Gay Pride Parades: Can We Talk?
Fort Lauderdale held its annual gay pride parade this past Saturday, that unlike New York’s which features activist groups, is mainly an excuse for alcoholics to drink, and this year’s parade was surprisingly short and, well, boring. (The leather contingent resembled one of those endlessly touring “don’t they know when to hang it up” rock bands from the seventies, hot then, grey-haired and tired now.) Also, New York is one of the few locales that holds its parade closest to the date of the Stonewall Riots and, this year, will be having its parade this Sunday, the 28th, the very date it all happened almost forty years ago.
What many gays don’t realize is that we all owe the lifestyles and freedoms we enjoy today to the drag queens of that fateful night and to – yep – Judy Garland.
You see, on June 28, 1969, the drags along with others at the Stonewall, a Mafia-run gay bar in New York’s Greenwich Village, were mourning the loss of their great gay icon who had overdosed the week before, when the cops, who probably hadn’t been paid off that week, decided to raid the place. In those days, raids of what were considered illegal places of congregation for deviants were common, and if you were caught in a raid, your name could be published in the local papers which often meant disgrace, loss of job and more. My other half often speaks of the time he ran out the back of a bar being raided, for fear his Syrian American family and Wall Street employer would find out he liked men not women.

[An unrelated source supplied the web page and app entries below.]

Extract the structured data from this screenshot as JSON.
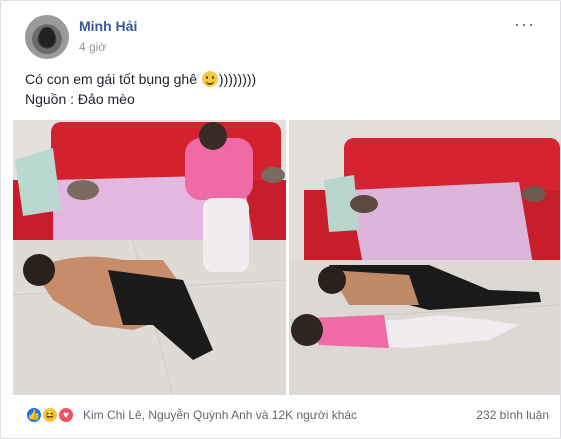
{
  "post": {
    "author": "Minh Hải",
    "time": "4 giờ",
    "text_line1": "Có con em gái tốt bụng ghê",
    "text_line1_suffix": "))))))))",
    "text_line2": "Nguồn : Đảo mèo"
  },
  "icons": {
    "more": "more-horizontal-icon",
    "emoji": "smile-emoji-icon",
    "like": "like-reaction-icon",
    "haha": "haha-reaction-icon",
    "love": "love-reaction-icon"
  },
  "footer": {
    "reaction_names": "Kim Chi Lê, Nguyễn Quỳnh Anh và 12K người khác",
    "comments": "232 bình luận"
  },
  "colors": {
    "name_link": "#365899",
    "meta": "#90949c",
    "like": "#1877f2",
    "love": "#f25268",
    "haha": "#f7c948"
  }
}
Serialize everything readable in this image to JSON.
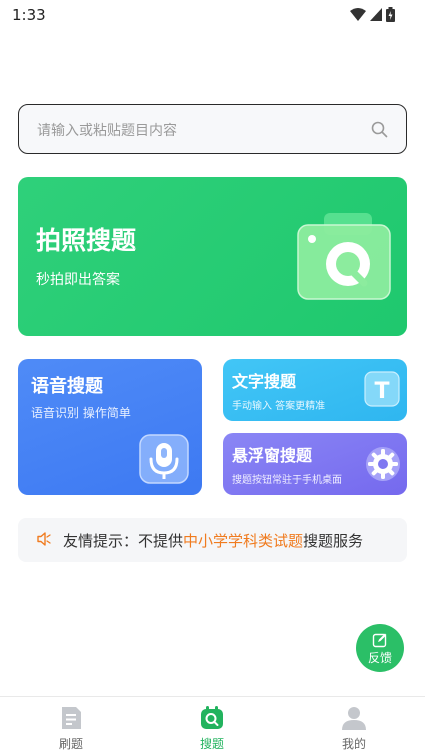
{
  "status_bar": {
    "time": "1:33"
  },
  "search": {
    "placeholder": "请输入或粘贴题目内容"
  },
  "photo_card": {
    "title": "拍照搜题",
    "subtitle": "秒拍即出答案"
  },
  "voice_card": {
    "title": "语音搜题",
    "subtitle": "语音识别 操作简单"
  },
  "text_card": {
    "title": "文字搜题",
    "subtitle": "手动输入 答案更精准",
    "icon_letter": "T"
  },
  "float_card": {
    "title": "悬浮窗搜题",
    "subtitle": "搜题按钮常驻于手机桌面"
  },
  "tip": {
    "prefix": "友情提示：不提供",
    "highlight": "中小学学科类试题",
    "suffix": "搜题服务"
  },
  "feedback": {
    "label": "反馈"
  },
  "tabs": [
    {
      "label": "刷题",
      "icon": "document-icon",
      "active": false
    },
    {
      "label": "搜题",
      "icon": "search-tab-icon",
      "active": true
    },
    {
      "label": "我的",
      "icon": "user-icon",
      "active": false
    }
  ],
  "colors": {
    "photo_card": "#26cc73",
    "voice_card": "#4683f4",
    "text_card": "#3abef3",
    "float_card": "#7f78f1",
    "highlight": "#f07b1f",
    "active_tab": "#22b35e"
  }
}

In earlier raids, the drags and their peers had put up with the bullshit, but no, not that night when they were crying their eyes out over their poor, beloved Judy. And so was born Gay Liberation which probably next week, unless everyone is reading the Supreme Court tea leaves wrong, will culminate in same sex marriage as the law of the land.
So, yes, we owe a lot to those cross dressers, but having said that, I ask this simple rhetoric question: we can stop starting our gay pride parades with drags and over the top steroid junkies and leather men? I know the Rainbow flag is a symbol of our diversity, but I wish some of us had the balls to celebrate another kind of diversity, the diversity of ordinary people from all walks of life who happen to be gay to be the lead contingent of our parades.

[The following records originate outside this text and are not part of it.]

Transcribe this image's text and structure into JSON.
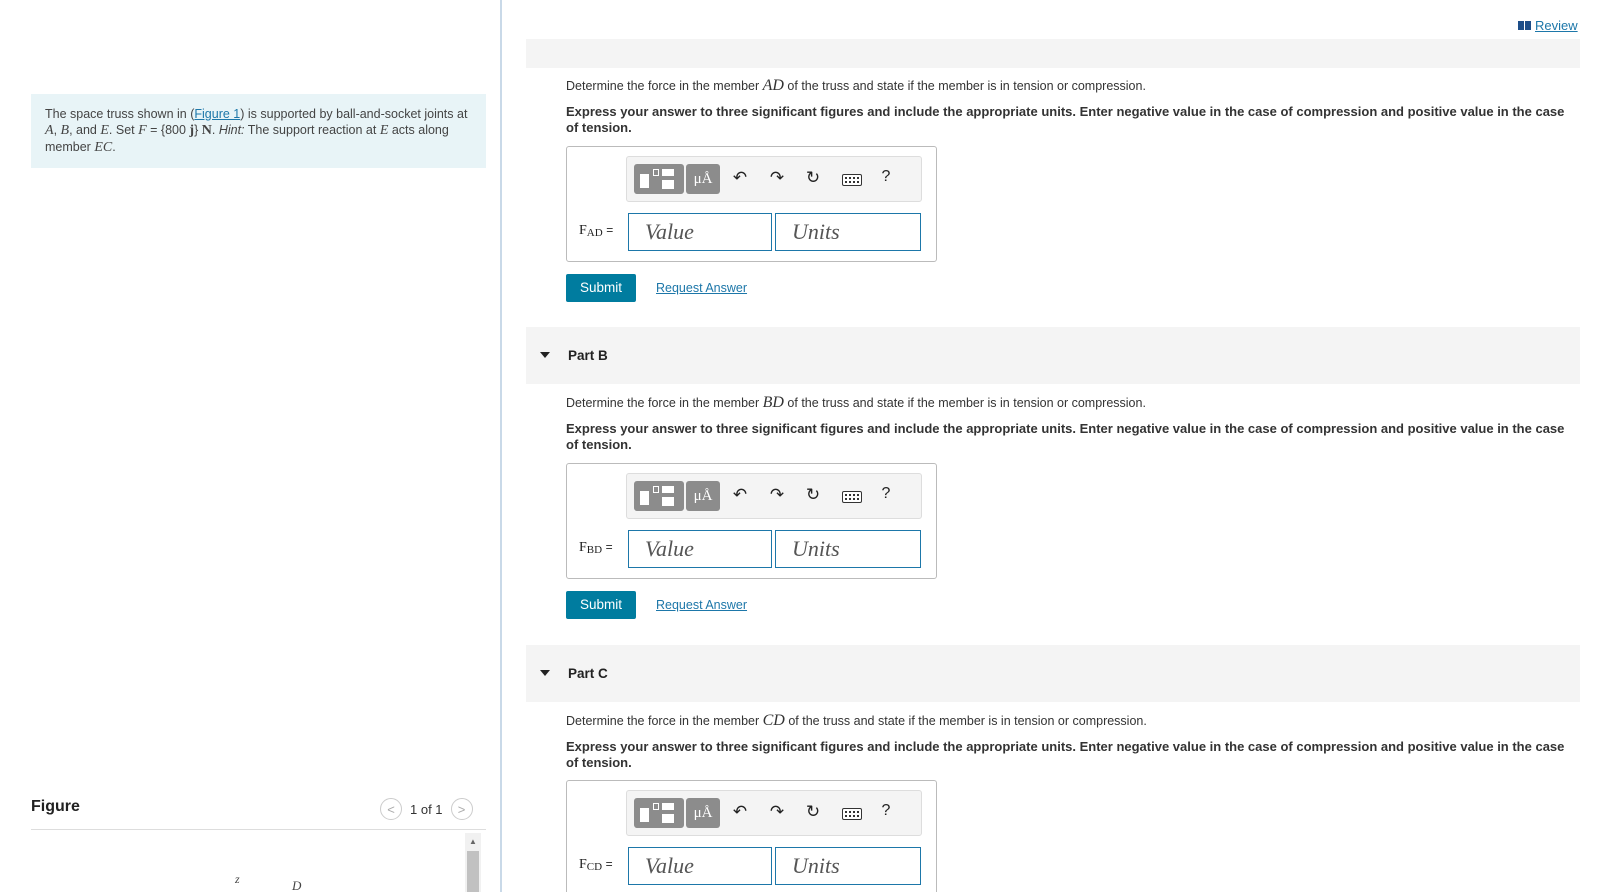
{
  "problem": {
    "text_1": "The space truss shown in (",
    "figure_link": "Figure 1",
    "text_2": ") is supported by ball-and-socket joints at ",
    "a": "A",
    "comma1": ", ",
    "b": "B",
    "and": ", and ",
    "e": "E",
    "text_3": ". Set ",
    "f": "F",
    "text_4": " = {800 ",
    "j": "j",
    "text_5": "} ",
    "n": "N",
    "text_6": ". ",
    "hint": "Hint:",
    "text_7": " The support reaction at ",
    "e2": "E",
    "text_8": " acts along member ",
    "ec": "EC",
    "text_9": "."
  },
  "figure": {
    "title": "Figure",
    "counter": "1 of 1",
    "axis_z": "z",
    "label_d": "D"
  },
  "review": {
    "label": "Review"
  },
  "parts": [
    {
      "header": "",
      "q_prefix": "Determine the force in the member ",
      "member": "AD",
      "q_suffix": " of the truss and state if the member is in tension or compression.",
      "instruction": "Express your answer to three significant figures and include the appropriate units. Enter negative value in the case of compression and positive value in the case of tension.",
      "f_label": "F",
      "f_sub": "AD",
      "equals": "=",
      "value_placeholder": "Value",
      "units_placeholder": "Units",
      "submit": "Submit",
      "request": "Request Answer"
    },
    {
      "header": "Part B",
      "q_prefix": "Determine the force in the member ",
      "member": "BD",
      "q_suffix": " of the truss and state if the member is in tension or compression.",
      "instruction": "Express your answer to three significant figures and include the appropriate units. Enter negative value in the case of compression and positive value in the case of tension.",
      "f_label": "F",
      "f_sub": "BD",
      "equals": "=",
      "value_placeholder": "Value",
      "units_placeholder": "Units",
      "submit": "Submit",
      "request": "Request Answer"
    },
    {
      "header": "Part C",
      "q_prefix": "Determine the force in the member ",
      "member": "CD",
      "q_suffix": " of the truss and state if the member is in tension or compression.",
      "instruction": "Express your answer to three significant figures and include the appropriate units. Enter negative value in the case of compression and positive value in the case of tension.",
      "f_label": "F",
      "f_sub": "CD",
      "equals": "=",
      "value_placeholder": "Value",
      "units_placeholder": "Units"
    }
  ],
  "toolbar": {
    "mu_label": "μÅ",
    "undo": "↶",
    "redo": "↷",
    "reset": "↻",
    "help": "?"
  },
  "icons": [
    "templates-icon",
    "mu-angstrom-icon",
    "undo-icon",
    "redo-icon",
    "reset-icon",
    "keyboard-icon",
    "help-icon",
    "book-icon",
    "chevron-left-icon",
    "chevron-right-icon",
    "disclosure-triangle-icon"
  ],
  "colors": {
    "accent": "#007c9f",
    "link": "#1d77a9",
    "problem_bg": "#e8f4f7"
  }
}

Sure, those who attend our festivities – the last New York gay pride parade I attended in 2002 had as many str8’s as gays on the sidelines – are looking to be entertained. But invariably the 30 second clip on that night’s news represents, frankly, the fringe of our sub-culture and, without sounding judgmental, only perpetuates in mainstream society that we’re all a bit weird.

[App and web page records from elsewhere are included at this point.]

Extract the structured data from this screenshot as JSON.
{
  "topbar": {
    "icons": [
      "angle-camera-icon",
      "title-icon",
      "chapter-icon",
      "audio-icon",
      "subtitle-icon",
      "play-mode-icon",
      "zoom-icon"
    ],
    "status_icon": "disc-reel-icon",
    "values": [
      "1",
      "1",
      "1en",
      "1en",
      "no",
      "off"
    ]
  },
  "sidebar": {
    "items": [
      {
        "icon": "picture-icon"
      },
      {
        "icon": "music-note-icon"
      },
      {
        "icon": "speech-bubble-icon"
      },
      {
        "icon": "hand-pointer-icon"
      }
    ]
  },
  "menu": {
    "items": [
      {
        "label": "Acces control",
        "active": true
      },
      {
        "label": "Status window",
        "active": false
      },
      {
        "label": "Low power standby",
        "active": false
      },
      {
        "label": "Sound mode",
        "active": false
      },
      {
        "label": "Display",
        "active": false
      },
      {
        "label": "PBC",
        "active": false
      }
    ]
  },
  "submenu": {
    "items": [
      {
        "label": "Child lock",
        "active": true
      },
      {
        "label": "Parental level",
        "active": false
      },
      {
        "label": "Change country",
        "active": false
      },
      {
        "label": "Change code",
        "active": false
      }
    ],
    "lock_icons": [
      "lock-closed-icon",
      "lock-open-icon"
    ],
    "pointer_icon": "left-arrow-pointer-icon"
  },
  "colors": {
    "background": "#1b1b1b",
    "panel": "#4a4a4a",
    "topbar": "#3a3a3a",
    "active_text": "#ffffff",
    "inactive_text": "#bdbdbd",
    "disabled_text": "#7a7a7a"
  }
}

I know that will probably never happen – too many of us, despite these enlightened times, live in the shadows of bigoted rural America and the straitlaced corporate world where being open about who you are can still lead to rejection, violence and worse.
But I can fantasize, can’t I?